The Frascati criteria suggest the control population (the group against which people with HIV are compared) should be matched on the basis of age, sex, ethnicity and years of education. But this does not fully take into account all the social and economic factors that affect how well people do on these tests, especially considering that HIV disproportionately affects marginalised groups. Lower test performance is associated with poverty, economic hardship, stress and lower socioeconomic status. One person’s test results may also vary from day to day, due to mood, lack of sleep, pain and other transient issues.
Culture affects test performance but most available tests were developed in North America. Few have been culturally adapted and translated for use in countries with a high prevalence of HIV. There is a lack of data on normal results in most resource-limited settings and the results that are available suggest wide variation between countries and between sites in the same country.

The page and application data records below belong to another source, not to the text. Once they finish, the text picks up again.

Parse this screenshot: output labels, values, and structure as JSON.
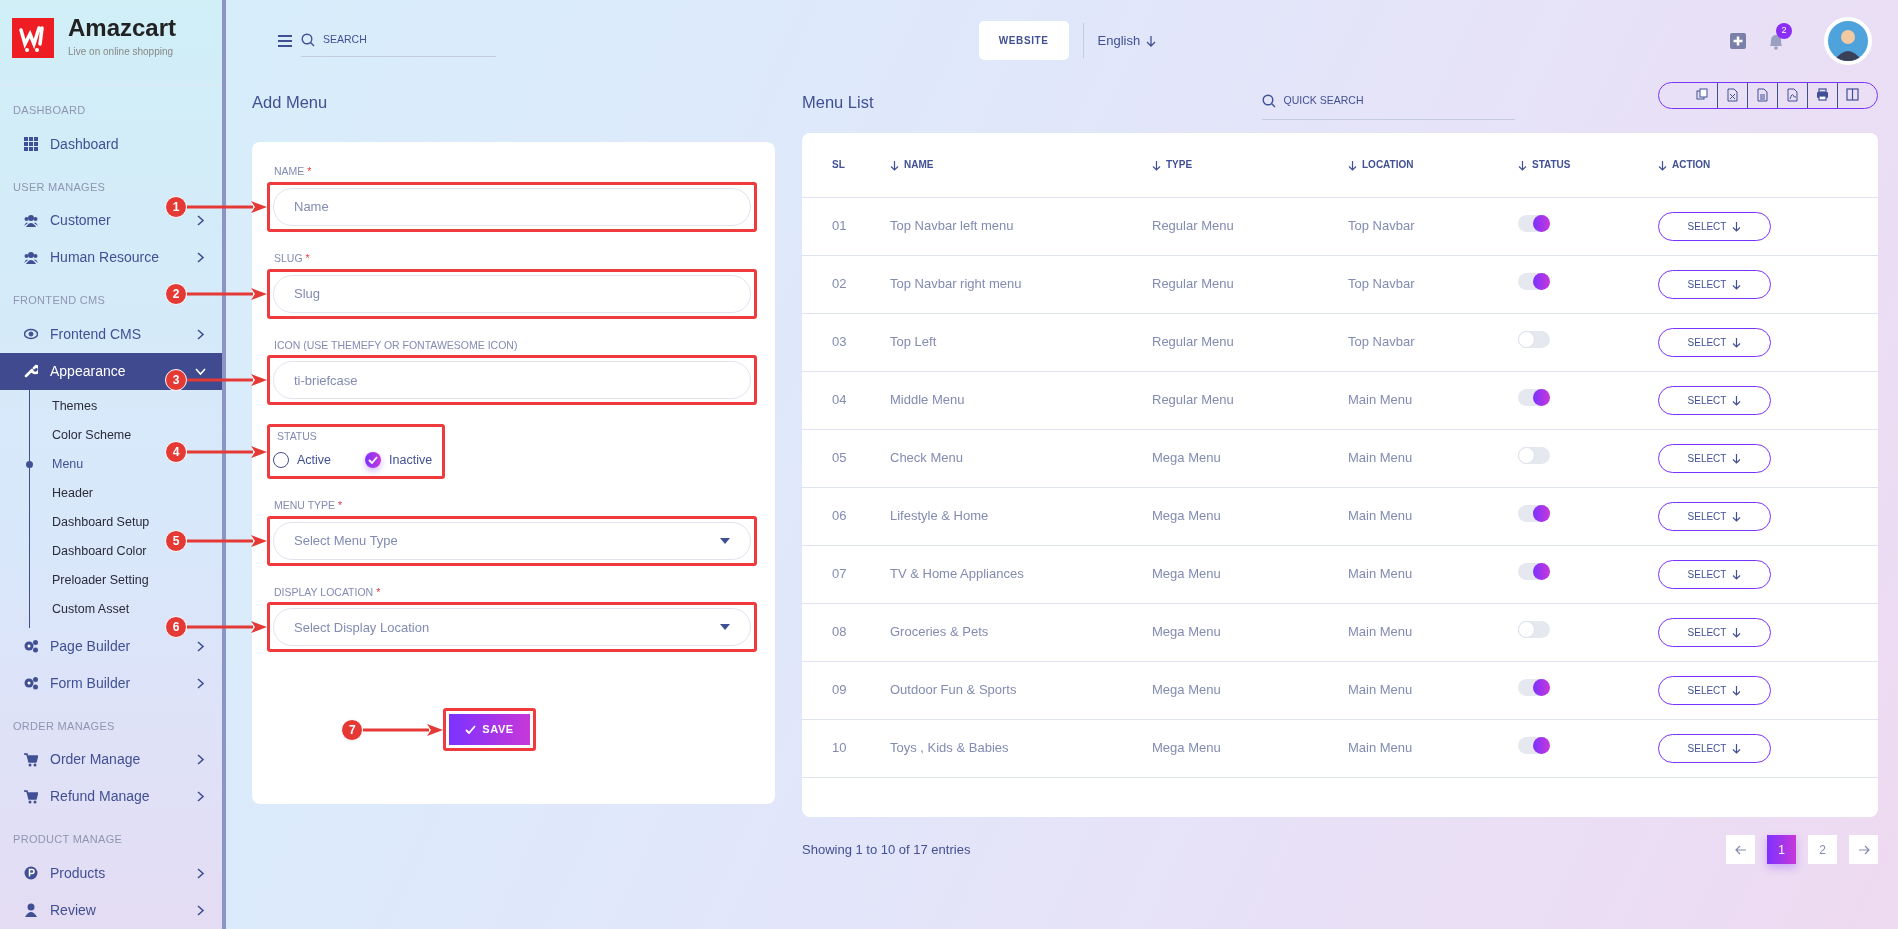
{
  "brand": {
    "name": "Amazcart",
    "tagline": "Live on online shopping"
  },
  "sidebar": [
    {
      "heading": "DASHBOARD",
      "items": [
        {
          "label": "Dashboard",
          "selected": false
        }
      ]
    },
    {
      "heading": "USER MANAGES",
      "items": [
        {
          "label": "Customer",
          "expanded": false,
          "selected": false
        },
        {
          "label": "Human Resource",
          "expanded": false,
          "selected": false
        }
      ]
    },
    {
      "heading": "FRONTEND CMS",
      "items": [
        {
          "label": "Frontend CMS",
          "expanded": false,
          "selected": false
        },
        {
          "label": "Appearance",
          "expanded": true,
          "selected": true,
          "children": [
            {
              "label": "Themes",
              "selected": false
            },
            {
              "label": "Color Scheme",
              "selected": false
            },
            {
              "label": "Menu",
              "selected": true
            },
            {
              "label": "Header",
              "selected": false
            },
            {
              "label": "Dashboard Setup",
              "selected": false
            },
            {
              "label": "Dashboard Color",
              "selected": false
            },
            {
              "label": "Preloader Setting",
              "selected": false
            },
            {
              "label": "Custom Asset",
              "selected": false
            }
          ]
        },
        {
          "label": "Page Builder",
          "expanded": false,
          "selected": false
        },
        {
          "label": "Form Builder",
          "expanded": false,
          "selected": false
        }
      ]
    },
    {
      "heading": "ORDER MANAGES",
      "items": [
        {
          "label": "Order Manage",
          "expanded": false,
          "selected": false
        },
        {
          "label": "Refund Manage",
          "expanded": false,
          "selected": false
        }
      ]
    },
    {
      "heading": "PRODUCT MANAGE",
      "items": [
        {
          "label": "Products",
          "expanded": false,
          "selected": false
        },
        {
          "label": "Review",
          "expanded": false,
          "selected": false
        }
      ]
    }
  ],
  "topbar": {
    "search_placeholder": "SEARCH",
    "website_button": "WEBSITE",
    "language": "English",
    "notification_count": "2"
  },
  "add_menu": {
    "title": "Add Menu",
    "fields": [
      {
        "kind": "text",
        "label": "NAME",
        "required_mark": "*",
        "placeholder": "Name",
        "highlighted": true,
        "callout": "1"
      },
      {
        "kind": "text",
        "label": "SLUG",
        "required_mark": "*",
        "placeholder": "Slug",
        "highlighted": true,
        "callout": "2"
      },
      {
        "kind": "text",
        "label": "ICON (USE THEMEFY OR FONTAWESOME ICON)",
        "placeholder": "ti-briefcase",
        "highlighted": true,
        "callout": "3"
      },
      {
        "kind": "radio",
        "label": "STATUS",
        "options": [
          {
            "label": "Active",
            "selected": false
          },
          {
            "label": "Inactive",
            "selected": true
          }
        ],
        "highlighted": true,
        "callout": "4"
      },
      {
        "kind": "select",
        "label": "MENU TYPE",
        "required_mark": "*",
        "placeholder": "Select Menu Type",
        "highlighted": true,
        "callout": "5"
      },
      {
        "kind": "select",
        "label": "DISPLAY LOCATION",
        "required_mark": "*",
        "placeholder": "Select Display Location",
        "highlighted": true,
        "callout": "6"
      }
    ],
    "save": {
      "label": "SAVE",
      "highlighted": true,
      "callout": "7"
    }
  },
  "menu_list": {
    "title": "Menu List",
    "quick_search_placeholder": "QUICK SEARCH",
    "columns": [
      {
        "label": "SL",
        "sortable": false
      },
      {
        "label": "NAME",
        "sortable": true
      },
      {
        "label": "TYPE",
        "sortable": true
      },
      {
        "label": "LOCATION",
        "sortable": true
      },
      {
        "label": "STATUS",
        "sortable": true
      },
      {
        "label": "ACTION",
        "sortable": true
      }
    ],
    "rows": [
      {
        "sl": "01",
        "name": "Top Navbar left menu",
        "type": "Regular Menu",
        "location": "Top Navbar",
        "active": true,
        "action": "SELECT"
      },
      {
        "sl": "02",
        "name": "Top Navbar right menu",
        "type": "Regular Menu",
        "location": "Top Navbar",
        "active": true,
        "action": "SELECT"
      },
      {
        "sl": "03",
        "name": "Top Left",
        "type": "Regular Menu",
        "location": "Top Navbar",
        "active": false,
        "action": "SELECT"
      },
      {
        "sl": "04",
        "name": "Middle Menu",
        "type": "Regular Menu",
        "location": "Main Menu",
        "active": true,
        "action": "SELECT"
      },
      {
        "sl": "05",
        "name": "Check Menu",
        "type": "Mega Menu",
        "location": "Main Menu",
        "active": false,
        "action": "SELECT"
      },
      {
        "sl": "06",
        "name": "Lifestyle & Home",
        "type": "Mega Menu",
        "location": "Main Menu",
        "active": true,
        "action": "SELECT"
      },
      {
        "sl": "07",
        "name": "TV & Home Appliances",
        "type": "Mega Menu",
        "location": "Main Menu",
        "active": true,
        "action": "SELECT"
      },
      {
        "sl": "08",
        "name": "Groceries & Pets",
        "type": "Mega Menu",
        "location": "Main Menu",
        "active": false,
        "action": "SELECT"
      },
      {
        "sl": "09",
        "name": "Outdoor Fun & Sports",
        "type": "Mega Menu",
        "location": "Main Menu",
        "active": true,
        "action": "SELECT"
      },
      {
        "sl": "10",
        "name": "Toys , Kids & Babies",
        "type": "Mega Menu",
        "location": "Main Menu",
        "active": true,
        "action": "SELECT"
      }
    ],
    "summary": "Showing 1 to 10 of 17 entries",
    "pages": [
      {
        "label": "1",
        "selected": true
      },
      {
        "label": "2",
        "selected": false
      }
    ]
  }
}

As attention shifts away from cognitive tests, researchers and clinicians need to pay closer attention to biomarkers of HIV and inflammation in the cerebrospinal fluid as well as a range of brain scanning techniques. This will help them identify impairments whose root cause is HIV brain disease, be precise about the mechanisms and distinguish them from impairment with other causes.
There are challenges though. There aren’t yet any biomarkers which are validated to identify HIV brain disease or predict its worsening. Taking a sample of cerebrospinal fluid to test for biomarkers requires a lumbar puncture (spinal tap), which can cause headaches for several days afterwards. (Identification of biomarkers in blood would be helpful.) In resource-limited settings, brain scans are even less available than cognitive testing.
“Our assertion that the HAND criteria risk overestimating the extent of cognitive disorders in people with HIV should not be mistaken for a view that we do not believe HIV brain pathology and cognitive impairment in people with HIV to be important or widespread,” say the authors. The fact that cognitive impairment in people with HIV is multifactorial does not detract from its impact on the individual or the importance of developing interventions to reduce its impact, they add.
Nightingale S et al. Moving on From HAND: Why We Need New Criteria for Cognitive Impairment in Persons Living With Human Immunodeficiency Virus and a Proposed Way Forward. Clinical Infectious Diseases, online ahead of print, ciab366, 27 April 2021.